= Brief =
Every record below, from the first line to the last, is to be set down again exactly.

[Opening Provided data section]

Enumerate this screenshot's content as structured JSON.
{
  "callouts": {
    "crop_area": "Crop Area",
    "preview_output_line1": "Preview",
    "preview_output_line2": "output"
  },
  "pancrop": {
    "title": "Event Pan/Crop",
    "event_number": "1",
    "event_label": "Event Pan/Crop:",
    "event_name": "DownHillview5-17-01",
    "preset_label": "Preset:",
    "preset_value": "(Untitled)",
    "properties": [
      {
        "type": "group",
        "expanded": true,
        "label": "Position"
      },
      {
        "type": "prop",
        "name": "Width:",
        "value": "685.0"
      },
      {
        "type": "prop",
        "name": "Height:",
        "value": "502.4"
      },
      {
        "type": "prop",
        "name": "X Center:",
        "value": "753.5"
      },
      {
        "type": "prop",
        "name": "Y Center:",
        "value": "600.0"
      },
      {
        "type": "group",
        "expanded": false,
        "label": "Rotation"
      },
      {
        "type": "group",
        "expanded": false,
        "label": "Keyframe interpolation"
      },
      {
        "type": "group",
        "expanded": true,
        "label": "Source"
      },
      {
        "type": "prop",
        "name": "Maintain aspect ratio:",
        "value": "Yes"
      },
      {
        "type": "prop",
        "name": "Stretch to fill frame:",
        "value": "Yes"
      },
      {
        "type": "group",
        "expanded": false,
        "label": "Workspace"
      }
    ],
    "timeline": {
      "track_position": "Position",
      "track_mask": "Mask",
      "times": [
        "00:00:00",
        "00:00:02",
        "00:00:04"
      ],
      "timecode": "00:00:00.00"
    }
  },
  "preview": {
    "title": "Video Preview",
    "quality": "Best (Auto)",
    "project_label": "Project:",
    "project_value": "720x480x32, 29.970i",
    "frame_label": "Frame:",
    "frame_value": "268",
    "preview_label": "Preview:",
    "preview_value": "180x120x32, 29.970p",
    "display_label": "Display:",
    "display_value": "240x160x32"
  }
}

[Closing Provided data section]

= Solution =
Enumerate this screenshot's content as structured JSON.
{
  "callouts": {
    "crop_area": "Crop Area",
    "preview_output_line1": "Preview",
    "preview_output_line2": "output"
  },
  "pancrop": {
    "title": "Event Pan/Crop",
    "event_number": "1",
    "event_label": "Event Pan/Crop:",
    "event_name": "DownHillview5-17-01",
    "preset_label": "Preset:",
    "preset_value": "(Untitled)",
    "properties": [
      {
        "type": "group",
        "expanded": true,
        "label": "Position"
      },
      {
        "type": "prop",
        "name": "Width:",
        "value": "685.0"
      },
      {
        "type": "prop",
        "name": "Height:",
        "value": "502.4"
      },
      {
        "type": "prop",
        "name": "X Center:",
        "value": "753.5"
      },
      {
        "type": "prop",
        "name": "Y Center:",
        "value": "600.0"
      },
      {
        "type": "group",
        "expanded": false,
        "label": "Rotation"
      },
      {
        "type": "group",
        "expanded": false,
        "label": "Keyframe interpolation"
      },
      {
        "type": "group",
        "expanded": true,
        "label": "Source"
      },
      {
        "type": "prop",
        "name": "Maintain aspect ratio:",
        "value": "Yes"
      },
      {
        "type": "prop",
        "name": "Stretch to fill frame:",
        "value": "Yes"
      },
      {
        "type": "group",
        "expanded": false,
        "label": "Workspace"
      }
    ],
    "timeline": {
      "track_position": "Position",
      "track_mask": "Mask",
      "times": [
        "00:00:00",
        "00:00:02",
        "00:00:04"
      ],
      "timecode": "00:00:00.00"
    }
  },
  "preview": {
    "title": "Video Preview",
    "quality": "Best (Auto)",
    "project_label": "Project:",
    "project_value": "720x480x32, 29.970i",
    "frame_label": "Frame:",
    "frame_value": "268",
    "preview_label": "Preview:",
    "preview_value": "180x120x32, 29.970p",
    "display_label": "Display:",
    "display_value": "240x160x32"
  }
}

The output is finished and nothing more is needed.